There’s “Hope” for Reducing the Federal Debt
By William Shughart • Thursday December 2, 2010 5:36 AM PDT •
A Fox News report broadcast on November 28 supplies means of stanching the unprecedented effusion of budgetary red ink overseen by presidents George W. Bush and Barack Obama.
In that report, talking-head Chris Wallace interviewed Jeffrey Post, curator of the gem and mineral collection at the Smithsonian Institution’s Museum of Natural History.
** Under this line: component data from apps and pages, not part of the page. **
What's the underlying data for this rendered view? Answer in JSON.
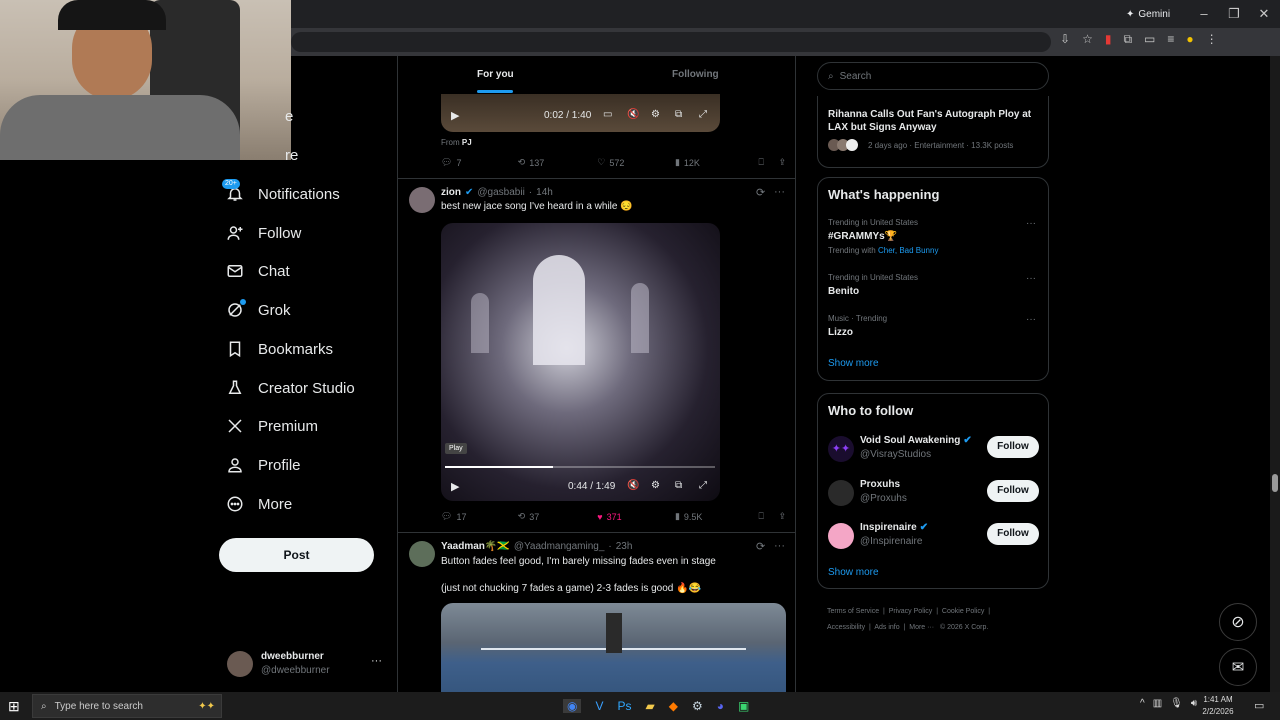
{
  "browser": {
    "gemini_label": "Gemini"
  },
  "tabs": {
    "for_you": "For you",
    "following": "Following"
  },
  "sidebar": {
    "notif_badge": "20+",
    "items": [
      {
        "label": "Notifications",
        "icon": "bell-icon"
      },
      {
        "label": "Follow",
        "icon": "add-user-icon"
      },
      {
        "label": "Chat",
        "icon": "mail-icon"
      },
      {
        "label": "Grok",
        "icon": "grok-icon"
      },
      {
        "label": "Bookmarks",
        "icon": "bookmark-icon"
      },
      {
        "label": "Creator Studio",
        "icon": "flask-icon"
      },
      {
        "label": "Premium",
        "icon": "x-logo-icon"
      },
      {
        "label": "Profile",
        "icon": "person-icon"
      },
      {
        "label": "More",
        "icon": "more-circle-icon"
      }
    ],
    "post_button": "Post",
    "account": {
      "name": "dweebburner",
      "handle": "@dweebburner"
    }
  },
  "post1": {
    "video_time": "0:02 / 1:40",
    "from_label": "From",
    "from_name": "PJ",
    "replies": "7",
    "reposts": "137",
    "likes": "572",
    "views": "12K"
  },
  "post2": {
    "name": "zion",
    "handle": "@gasbabii",
    "time": "14h",
    "text": "best new jace song I've heard in a while 😔",
    "play_tooltip": "Play",
    "video_time": "0:44 / 1:49",
    "progress": 0.4,
    "replies": "17",
    "reposts": "37",
    "likes": "371",
    "views": "9.5K",
    "liked": true
  },
  "post3": {
    "name": "Yaadman🌴🇯🇲",
    "handle": "@Yaadmangaming_",
    "time": "23h",
    "text1": "Button fades feel good, I'm barely missing fades even in stage",
    "text2": "(just not chucking 7 fades a game) 2-3 fades is good 🔥😂"
  },
  "search": {
    "placeholder": "Search"
  },
  "news": {
    "title": "Rihanna Calls Out Fan's Autograph Ploy at LAX but Signs Anyway",
    "meta": "2 days ago · Entertainment · 13.3K posts"
  },
  "happening": {
    "heading": "What's happening",
    "trends": [
      {
        "context": "Trending in United States",
        "name": "#GRAMMYs🏆",
        "with_label": "Trending with",
        "with_links": "Cher, Bad Bunny"
      },
      {
        "context": "Trending in United States",
        "name": "Benito"
      },
      {
        "context": "Music · Trending",
        "name": "Lizzo"
      }
    ],
    "show_more": "Show more"
  },
  "who_to_follow": {
    "heading": "Who to follow",
    "users": [
      {
        "name": "Void Soul Awakening",
        "handle": "@VisrayStudios",
        "verified": true,
        "button": "Follow"
      },
      {
        "name": "Proxuhs",
        "handle": "@Proxuhs",
        "verified": false,
        "button": "Follow"
      },
      {
        "name": "Inspirenaire",
        "handle": "@Inspirenaire",
        "verified": true,
        "button": "Follow"
      }
    ],
    "show_more": "Show more"
  },
  "footer": {
    "links": [
      "Terms of Service",
      "Privacy Policy",
      "Cookie Policy",
      "Accessibility",
      "Ads info",
      "More ···",
      "© 2026 X Corp."
    ]
  },
  "taskbar": {
    "search_placeholder": "Type here to search",
    "time": "1:41 AM",
    "date": "2/2/2026"
  },
  "colors": {
    "accent": "#1d9bf0",
    "like": "#f91880",
    "background": "#000000"
  }
}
The story focused on the very rare and stunningly blue Hope Diamond, which after a long and fascinating history of intrigue, including a legendary (or maybe not) “curse” falling on its possessor, was donated to the Smithsonian by Henry Winston in 1958.
Near the end of the video, after Mr. Post had waxed lyrical about the gem’s unparalleled size, color and clarity (and having allowed his interviewer actually to hold it in his hands), Wallace’s natural question was, “And if you wanted to sell it?”
Post responded that, “If there’s anything in the world that one could point to and say, ‘it’s priceless’, you know, take the U.S. Treasury – or, even bigger, the U.S. debt – and try to take that money and go out and buy another diamond like this one, you literally could not to it. There’s not one out there anywhere.”
To an economist, of course, nothing – not even human life, which recent studies based on the compensation necessary for the average worker to be willing to expose him or herself to greater risks of injury or death on the job generate estimates of about $7 million – is “priceless.”
The market value of the Hope Diamond, while undoubtedly sizeable, is far from infinite. Selling it to a willing buyer or consortium of buyers, which may be Hugo Chavez or a country in the Middle East, would generate enough cash to at least make a major dent in the federal budget deficit and, perhaps, the accumulated national debt.
There is no public interest in “owning” the Hope Diamond or many other assets, such as millions of acres of federal land, thousands of government buildings, drilling rights on the outer continental shelf, and so on. Even if Mr. Winston imposed conditions on his donation to the Smithsonian, many precedents exist allowing the beneficiaries of gifts to abrogate donors’ intent, although such actions sadly are inconsistent with the law of contract.
Ever since the Smithsonian Institution acquired the Hope Diamond in 1958, the federal government rarely has run a budget surplus. Perhaps that is the modern version of the gem’s romantic curse. If so, we can transfer the curse to its new owner and, at the same time, raise funds to pay off some of the debt without saddling taxpayers with the out-of-control credit-card tab now being run by Washington’s politicians.